Blue Shield of California Calls on UCLA Medical Center to Stop "Relentless Rate Increases"
Name: Steve Shivinsky
Title: VP, Corporate Communications
Paul Markovich, COO of Blue Shield of California, has issued the enclosed letter to customers and members in Southern California that announces an impasse in contract negotiations with UCLA Medical Center and calls on UCLA to "curtail its relentless rate increases." Also enclosed are facts and Q&A about the UCLA Medical Center contract negotiations.
To all Blue Shield of California Customers and Members in Southern California:
We regret that we have reached an impasse with UCLA Medical Center over terms for a new contract beginning in 2012. We would very much like to keep UCLA's outstanding hospitals and physicians in our network, and have negotiated in good faith for months to reach a reasonable agreement that preserves affordability for our members.

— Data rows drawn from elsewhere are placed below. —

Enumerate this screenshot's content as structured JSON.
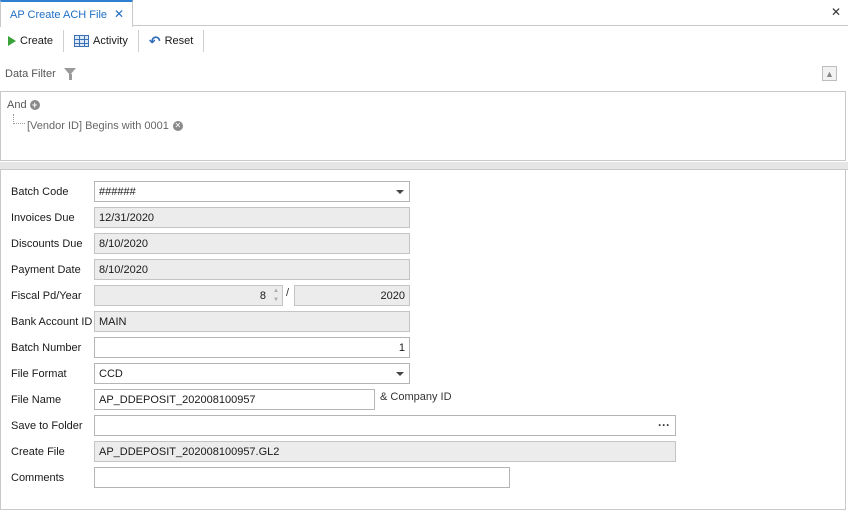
{
  "tab": {
    "title": "AP Create ACH File",
    "close": "✕"
  },
  "window": {
    "close": "✕"
  },
  "toolbar": {
    "create": "Create",
    "activity": "Activity",
    "reset": "Reset"
  },
  "filter": {
    "header": "Data Filter",
    "root_operator": "And",
    "conditions": [
      "[Vendor ID] Begins with 0001"
    ]
  },
  "form": {
    "batch_code": {
      "label": "Batch Code",
      "value": "######"
    },
    "invoices_due": {
      "label": "Invoices Due",
      "value": "12/31/2020"
    },
    "discounts_due": {
      "label": "Discounts Due",
      "value": "8/10/2020"
    },
    "payment_date": {
      "label": "Payment Date",
      "value": "8/10/2020"
    },
    "fiscal_pd_year": {
      "label": "Fiscal Pd/Year",
      "period": "8",
      "separator": "/",
      "year": "2020"
    },
    "bank_account_id": {
      "label": "Bank Account ID",
      "value": "MAIN"
    },
    "batch_number": {
      "label": "Batch Number",
      "value": "1"
    },
    "file_format": {
      "label": "File Format",
      "value": "CCD"
    },
    "file_name": {
      "label": "File Name",
      "value": "AP_DDEPOSIT_202008100957",
      "note": "& Company ID"
    },
    "save_to_folder": {
      "label": "Save to Folder",
      "value": "",
      "browse": "···"
    },
    "create_file": {
      "label": "Create File",
      "value": "AP_DDEPOSIT_202008100957.GL2"
    },
    "comments": {
      "label": "Comments",
      "value": ""
    }
  }
}
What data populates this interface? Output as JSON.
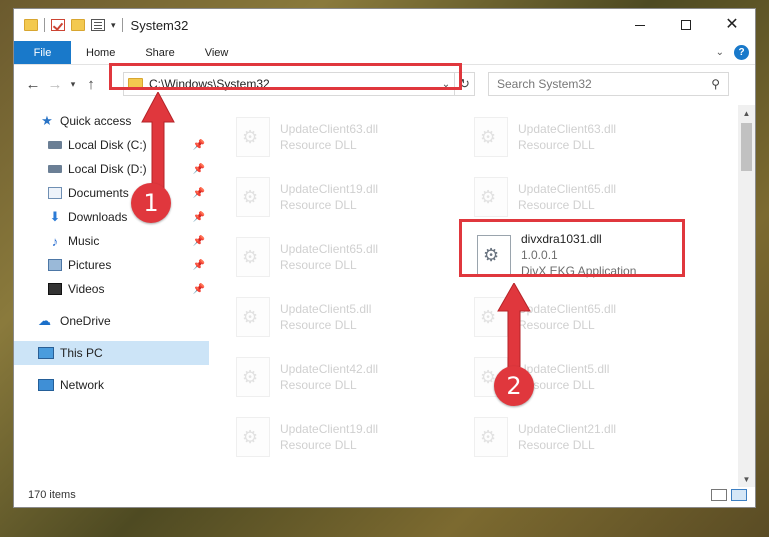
{
  "window": {
    "title": "System32",
    "controls": {
      "minimize_icon": "minimize-icon",
      "maximize_icon": "maximize-icon",
      "close_icon": "close-icon"
    }
  },
  "ribbon": {
    "tabs": [
      "File",
      "Home",
      "Share",
      "View"
    ],
    "help_label": "?"
  },
  "address": {
    "path": "C:\\Windows\\System32",
    "search_placeholder": "Search System32"
  },
  "navpane": {
    "quick_access": "Quick access",
    "items": [
      {
        "label": "Local Disk (C:)",
        "icon": "drive-icon",
        "pinned": true
      },
      {
        "label": "Local Disk (D:)",
        "icon": "drive-icon",
        "pinned": true
      },
      {
        "label": "Documents",
        "icon": "documents-icon",
        "pinned": true
      },
      {
        "label": "Downloads",
        "icon": "download-icon",
        "pinned": true
      },
      {
        "label": "Music",
        "icon": "music-icon",
        "pinned": true
      },
      {
        "label": "Pictures",
        "icon": "pictures-icon",
        "pinned": true
      },
      {
        "label": "Videos",
        "icon": "videos-icon",
        "pinned": true
      }
    ],
    "onedrive": "OneDrive",
    "this_pc": "This PC",
    "network": "Network"
  },
  "files": [
    {
      "name": "UpdateClient63.dll",
      "type": "Resource DLL",
      "faded": true
    },
    {
      "name": "UpdateClient63.dll",
      "type": "Resource DLL",
      "faded": true
    },
    {
      "name": "UpdateClient19.dll",
      "type": "Resource DLL",
      "faded": true
    },
    {
      "name": "UpdateClient65.dll",
      "type": "Resource DLL",
      "faded": true
    },
    {
      "name": "UpdateClient65.dll",
      "type": "Resource DLL",
      "faded": true
    },
    {
      "name": "divxdra1031.dll",
      "version": "1.0.0.1",
      "type": "DivX EKG Application",
      "faded": false
    },
    {
      "name": "UpdateClient5.dll",
      "type": "Resource DLL",
      "faded": true
    },
    {
      "name": "UpdateClient65.dll",
      "type": "Resource DLL",
      "faded": true
    },
    {
      "name": "UpdateClient42.dll",
      "type": "Resource DLL",
      "faded": true
    },
    {
      "name": "UpdateClient5.dll",
      "type": "Resource DLL",
      "faded": true
    },
    {
      "name": "UpdateClient19.dll",
      "type": "Resource DLL",
      "faded": true
    },
    {
      "name": "UpdateClient21.dll",
      "type": "Resource DLL",
      "faded": true
    }
  ],
  "status": {
    "items_count": "170 items"
  },
  "annotations": {
    "badge1": "1",
    "badge2": "2",
    "accent_color": "#e0373d"
  },
  "colors": {
    "ribbon_file_tab": "#1979ca",
    "selection": "#cce4f7"
  }
}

Blue Shield of California's mission is to provide all Californians with access to quality health care at an affordable price. That's why we have supported universal coverage since 2002 and advocated for federal health reform. But health reform won't succeed unless care is affordable. Government, business, labor, and individuals can no longer tolerate the current level of rate increases driven by ever higher provider costs, particularly hospital charges.

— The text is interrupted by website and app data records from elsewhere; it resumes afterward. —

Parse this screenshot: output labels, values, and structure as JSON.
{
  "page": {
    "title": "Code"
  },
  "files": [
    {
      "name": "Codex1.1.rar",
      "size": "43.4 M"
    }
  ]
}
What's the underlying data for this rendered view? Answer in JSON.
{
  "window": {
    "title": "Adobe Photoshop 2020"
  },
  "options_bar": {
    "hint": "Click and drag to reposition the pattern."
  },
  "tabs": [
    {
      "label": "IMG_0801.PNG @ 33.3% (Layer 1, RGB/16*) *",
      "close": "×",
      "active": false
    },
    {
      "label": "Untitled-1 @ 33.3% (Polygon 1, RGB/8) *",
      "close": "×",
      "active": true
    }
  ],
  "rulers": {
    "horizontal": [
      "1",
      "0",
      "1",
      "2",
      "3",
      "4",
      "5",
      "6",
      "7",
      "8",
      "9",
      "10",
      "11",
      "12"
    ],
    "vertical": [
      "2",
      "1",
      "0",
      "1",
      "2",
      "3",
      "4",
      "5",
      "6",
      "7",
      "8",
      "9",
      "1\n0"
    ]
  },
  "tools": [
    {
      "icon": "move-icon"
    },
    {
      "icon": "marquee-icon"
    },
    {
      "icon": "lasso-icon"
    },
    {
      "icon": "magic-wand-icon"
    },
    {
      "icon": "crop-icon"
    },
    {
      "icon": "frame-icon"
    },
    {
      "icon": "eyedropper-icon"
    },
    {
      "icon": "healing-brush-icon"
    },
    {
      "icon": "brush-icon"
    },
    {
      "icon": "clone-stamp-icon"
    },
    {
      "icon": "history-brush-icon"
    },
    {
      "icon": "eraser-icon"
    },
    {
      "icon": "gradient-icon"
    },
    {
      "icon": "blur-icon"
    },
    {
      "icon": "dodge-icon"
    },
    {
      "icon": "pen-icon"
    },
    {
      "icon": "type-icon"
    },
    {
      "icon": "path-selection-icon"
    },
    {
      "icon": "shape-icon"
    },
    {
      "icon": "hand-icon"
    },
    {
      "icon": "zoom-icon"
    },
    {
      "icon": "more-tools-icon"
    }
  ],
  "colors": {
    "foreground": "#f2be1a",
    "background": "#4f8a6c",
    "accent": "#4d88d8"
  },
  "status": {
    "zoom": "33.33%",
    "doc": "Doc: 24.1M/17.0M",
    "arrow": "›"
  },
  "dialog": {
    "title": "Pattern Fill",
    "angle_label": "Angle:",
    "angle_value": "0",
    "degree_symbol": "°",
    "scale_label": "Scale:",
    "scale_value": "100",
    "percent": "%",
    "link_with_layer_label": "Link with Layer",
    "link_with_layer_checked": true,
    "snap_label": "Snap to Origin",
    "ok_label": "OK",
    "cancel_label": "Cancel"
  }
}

Hospital costs comprise about half of what Blue Shield pays in health care for our members. Between 2000 and 2010, these costs have roughly tripled. As a result, today you can feed a family of four for five months for the same amount it costs to spend just one night in a typical California hospital.
Blue Shield is attempting to do its part to make care affordable for our members through our commitment to voluntarily cap our annual net income at 2% of revenues and pledging to return the difference to our customers and the community. This has resulted in Blue Shield giving back nearly half a billion dollars to our customers in 2011 alone. In addition, we partner with hospitals, physician groups, and employers on accountable care organizations that provide high quality, less expensive care to 100,000 Californians.
UCLA Medical Center has made the decision to band together with four other University of California hospitals to negotiate as a group. This is a carefully orchestrated negotiating strategy that the university's own executives have described as an effort to increase bargaining leverage to obtain higher reimbursements. If successful, this tactic will give UCLA an overwhelming negotiating advantage, allowing it and the other four UC hospitals to drastically increase their charges and make care less affordable for our members. They are pursuing this strategy despite the fact that they are each clinically and financially independent.
UCLA Medical Center's rates for Blue Shield members have increased 98% since mid 2006 and its inpatient hospital charges are already 41% higher than our Southern California average. UCLA's 15% profit margin is nearly four times the statewide average for hospitals and almost eight times Blue Shield's 2% cap. Moreover, UCLA Medical Center serves a lower percentage of Medicare, Medi-Cal, and uninsured patients than other California hospitals and, therefore, faces less cost pressures than other hospitals.
Because we've capped our profits at 2%, every penny more that we have to pay UCLA and other providers ultimately must come from our customers who are already suffering. We believe UCLA Medical Center should curtail its relentless rate increases so struggling local businesses, labor groups, government agencies, and individuals don't have to pay more than they can afford. We are willing and eager to negotiate agreements with UCLA and other UC hospitals that provide a fair margin while also preserving affordability for our members.
Regardless of UCLA Medical Center's decision, we will ensure all of our members get the quality care they need and deserve. Blue Shield customers will continue to have access to more than 40 hospitals and over 17,000 physicians in the Los Angeles area.
Executive Vice President and
Chief Operating Officer
Facts and Figures (PDF 26KB)
Questions and Answers (PDF 36KB)